A tax for better conditions for keeping animals would be legally possible, says a study. This could be achieved through a higher value added tax.
BERLIN taz | A levy could make meat consumption more expensive in Germany in order to use the income to improve animal husbandry in the stables. This is the result of a study by the Federal Ministry of Agriculture. This could be the starting shot for the conversion of the animal husbandry. At least that is what the former Agriculture Minister Jochen Borchert (CDU) warns. The commission named after him has worked out ways to improve animal welfare. “We still have the chance to organize the conversion of livestock farming ourselves,” warns Borchert.

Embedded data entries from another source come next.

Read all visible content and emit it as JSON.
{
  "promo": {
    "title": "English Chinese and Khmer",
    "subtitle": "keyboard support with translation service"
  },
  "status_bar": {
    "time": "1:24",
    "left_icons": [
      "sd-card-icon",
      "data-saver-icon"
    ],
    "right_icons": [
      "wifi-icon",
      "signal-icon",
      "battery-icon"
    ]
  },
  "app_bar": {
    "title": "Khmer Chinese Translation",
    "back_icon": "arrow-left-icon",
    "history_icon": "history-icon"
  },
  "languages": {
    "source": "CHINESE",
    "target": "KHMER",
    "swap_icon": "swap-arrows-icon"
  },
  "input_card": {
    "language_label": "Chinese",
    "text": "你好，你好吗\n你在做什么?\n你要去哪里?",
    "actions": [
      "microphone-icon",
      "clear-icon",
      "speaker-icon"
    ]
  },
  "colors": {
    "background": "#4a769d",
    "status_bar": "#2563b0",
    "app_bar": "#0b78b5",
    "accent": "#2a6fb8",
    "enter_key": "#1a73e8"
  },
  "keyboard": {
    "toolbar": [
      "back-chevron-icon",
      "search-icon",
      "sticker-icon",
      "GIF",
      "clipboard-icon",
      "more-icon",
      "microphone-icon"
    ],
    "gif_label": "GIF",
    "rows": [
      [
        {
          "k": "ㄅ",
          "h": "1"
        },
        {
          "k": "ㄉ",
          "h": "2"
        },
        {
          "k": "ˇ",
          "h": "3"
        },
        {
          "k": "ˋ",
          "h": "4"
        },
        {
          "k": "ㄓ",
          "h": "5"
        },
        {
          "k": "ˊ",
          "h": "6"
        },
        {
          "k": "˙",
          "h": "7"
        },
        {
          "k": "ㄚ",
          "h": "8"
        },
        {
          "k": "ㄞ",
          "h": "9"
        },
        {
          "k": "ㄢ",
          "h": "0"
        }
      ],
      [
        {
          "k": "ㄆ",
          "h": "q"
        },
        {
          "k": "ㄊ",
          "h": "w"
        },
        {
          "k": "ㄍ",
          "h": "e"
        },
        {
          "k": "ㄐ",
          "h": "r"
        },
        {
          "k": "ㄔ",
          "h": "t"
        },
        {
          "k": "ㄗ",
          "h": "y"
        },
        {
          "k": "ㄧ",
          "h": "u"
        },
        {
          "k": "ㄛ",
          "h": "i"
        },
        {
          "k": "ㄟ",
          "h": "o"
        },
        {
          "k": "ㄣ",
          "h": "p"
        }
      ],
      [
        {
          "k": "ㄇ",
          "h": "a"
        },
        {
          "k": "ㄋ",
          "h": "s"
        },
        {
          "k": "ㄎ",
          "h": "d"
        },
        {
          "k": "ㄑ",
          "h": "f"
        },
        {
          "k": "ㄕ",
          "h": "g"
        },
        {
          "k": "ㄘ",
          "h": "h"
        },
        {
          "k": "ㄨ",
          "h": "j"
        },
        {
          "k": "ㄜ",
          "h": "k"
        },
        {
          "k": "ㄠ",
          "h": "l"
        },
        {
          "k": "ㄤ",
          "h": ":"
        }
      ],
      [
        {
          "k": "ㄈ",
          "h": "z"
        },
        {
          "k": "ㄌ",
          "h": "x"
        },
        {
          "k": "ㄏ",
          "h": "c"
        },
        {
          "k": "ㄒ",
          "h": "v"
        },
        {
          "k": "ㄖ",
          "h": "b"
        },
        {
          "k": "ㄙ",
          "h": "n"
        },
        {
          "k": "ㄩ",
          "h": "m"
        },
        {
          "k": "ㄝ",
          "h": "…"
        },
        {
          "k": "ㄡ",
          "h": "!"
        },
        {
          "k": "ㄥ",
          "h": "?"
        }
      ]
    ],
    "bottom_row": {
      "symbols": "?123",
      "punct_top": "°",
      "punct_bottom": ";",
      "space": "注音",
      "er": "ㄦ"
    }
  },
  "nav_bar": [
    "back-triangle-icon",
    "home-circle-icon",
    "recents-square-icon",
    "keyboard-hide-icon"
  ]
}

The Borchert Commission has brought up an animal welfare tax. Consumers in the supermarket should pay 40 cents more per kilogram of meat. For cheese it would be 15 cents, for butter 2 cents. The federal government is to use the proceeds to finance the farmers’ investments in better stables and a premium for better animal welfare. At the same time, the experts want to introduce a label that customers can use to identify the level of animal welfare.
If farmers improve the conditions for keeping poultry, pigs or cattle, it costs them a lot of money. Their products would have to become more expensive. Local producers would hardly stand a chance against cheap offers from home and abroad. “We cannot avoid political instruments,” says Martin Scheele, who co-authored the study.
A legally compliant solution is not that easy. Because the European internal market sets limits for national solo efforts. A pure increase in the price of meat to encourage local farmers to shop is probably off the table. It is not permissible to charge offers from abroad with a fee that will then only benefit German farmers.
Klöckner for cross-party consensus
Instead, the study shows three ways to finance better housing conditions. The easiest thing to do is to introduce a supplementary tax on income tax, i.e. an allowance for chicken, pork and beef. Legally, this would be problem-free. However, the authors do not see any steering effect for consumer behavior. Nothing would change at the checkout in the supermarket.
Consumer behavior would be influenced by an increase in the VAT rate for animal products from the current 7 to 19 percent or all food to 10 percent. A purely animal welfare tax per kilogram would also have a control effect. However, both variants would have to be brought into line with EU law. The lawyers consider this possible if the earmarking of the income no longer applies.
“For me, it’s not about whether, we talk about how,” says Agriculture Minister Julia Klöckner. She wants to reach a bipartisan consensus for the restructuring of the system. Time is also very short for a law in this electoral term. The Bundestag practically ends its work at the end of June.